    Place a large non-reactive soup pot over medium heat. Add the pork belly and cook until slightly browned and fat is rendered. Add the onion, garlic, thyme and oregano. Cook until tender and fragrant. Add the pre-soaked beans, add the stock and turn the heat up to high. Do not stir the beans. Cook until tender. Keep beans covered with stock, so the beans are always agitated and in motion. Once they are tender, drain the beans and reserve the liquid. Place the beans in a large casserole, season to taste with kosher salt and black pepper and set aside.

    Place reserved liquid in a saucepan and bring to a boil.
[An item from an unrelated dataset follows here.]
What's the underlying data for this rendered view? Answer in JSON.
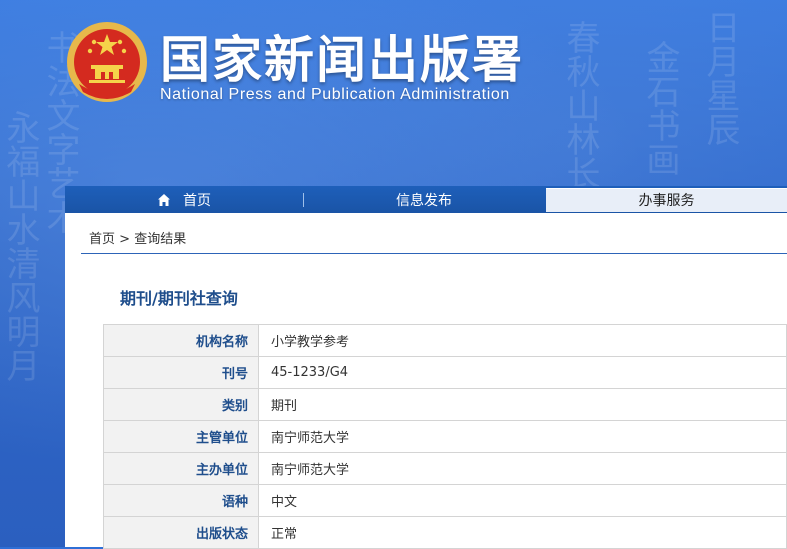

Reduce to 1 cup and add to the casserole. Use enough BBQ sauce from the previous recipe to cover the beans, then gently stir together. Place strips of bacon on top of the beans and bake at 350 degrees for 1 hour.

    To serve:
    Remove bacon and chop coarsely. Place back on top of beans and serve immediately.

    For the Sautéed Chayote and Calabazas:
    3 tablespoons extra virgin olive oil
    2 medium red bell pepper, seeds and veins removed and cut into 1 inch cubes
    4 Chayote squash, tough core removed and cut into 1 inch cubes
    4 Tatume squash (Calabizitas), split, seeded and cut into 1 inch cubes
    2 yellow tomatoes, cut into 1 inch cubes
    Kosher salt and fresh ground black pepper

    In a large non-reactive sauté pan, add the olive oil and heat over medium-high heat until it shimmers. Add the bell pepper and cook for 2 minutes, while stirring. Add the squashes and cook, while stirring, until heated through, about 2 minutes. Add tomatoes and cook for 1 minute. Lower heat to simmer and adjust seasoning with kosher salt and pepper.

    Serve immediately.

    • *Epicurean Tip
      Get Smoked!

      Hot Smoking (190 to 250 degrees F)
      For hot smoking, I prefer to use hickory logs cut for the fireplace. This wood is not readily available in California, so my second and third choices would be oak or almond. Do not use green wood as this can impart a bitter aftertaste to smoked meats.

      Cold Smoking (70 to 90 degrees F)
      I like to use any and all fruitwood branches (peach, apricot, citrus.).

    • *Epicurean Tip
      Go Soak Your…Beans!

      I pre-soak my beans not so much to remove the ’air’ out of them but more to slightly reduce my total cooking time. If you forget to pre-soak, you can place them in the pot with enough cold water to cover 2 inches from the surface of the beans. Turn the heat to high and bring to a boil. Turn off heat, cover the pot and let sit for 1 hour. Drain the beans, discard the water and proceed with the recipe.

    • *Epicurean Tip
      Don’t Stir the Beans!

      Never stir beans while cooking. Agitation with a spoon will cause the skins to separate from the bean. These skins will settle to the bottom and may burn before the beans are cooked. Let the action of a “soft boil” or “slow rolling boil” work to keep the beans stirred.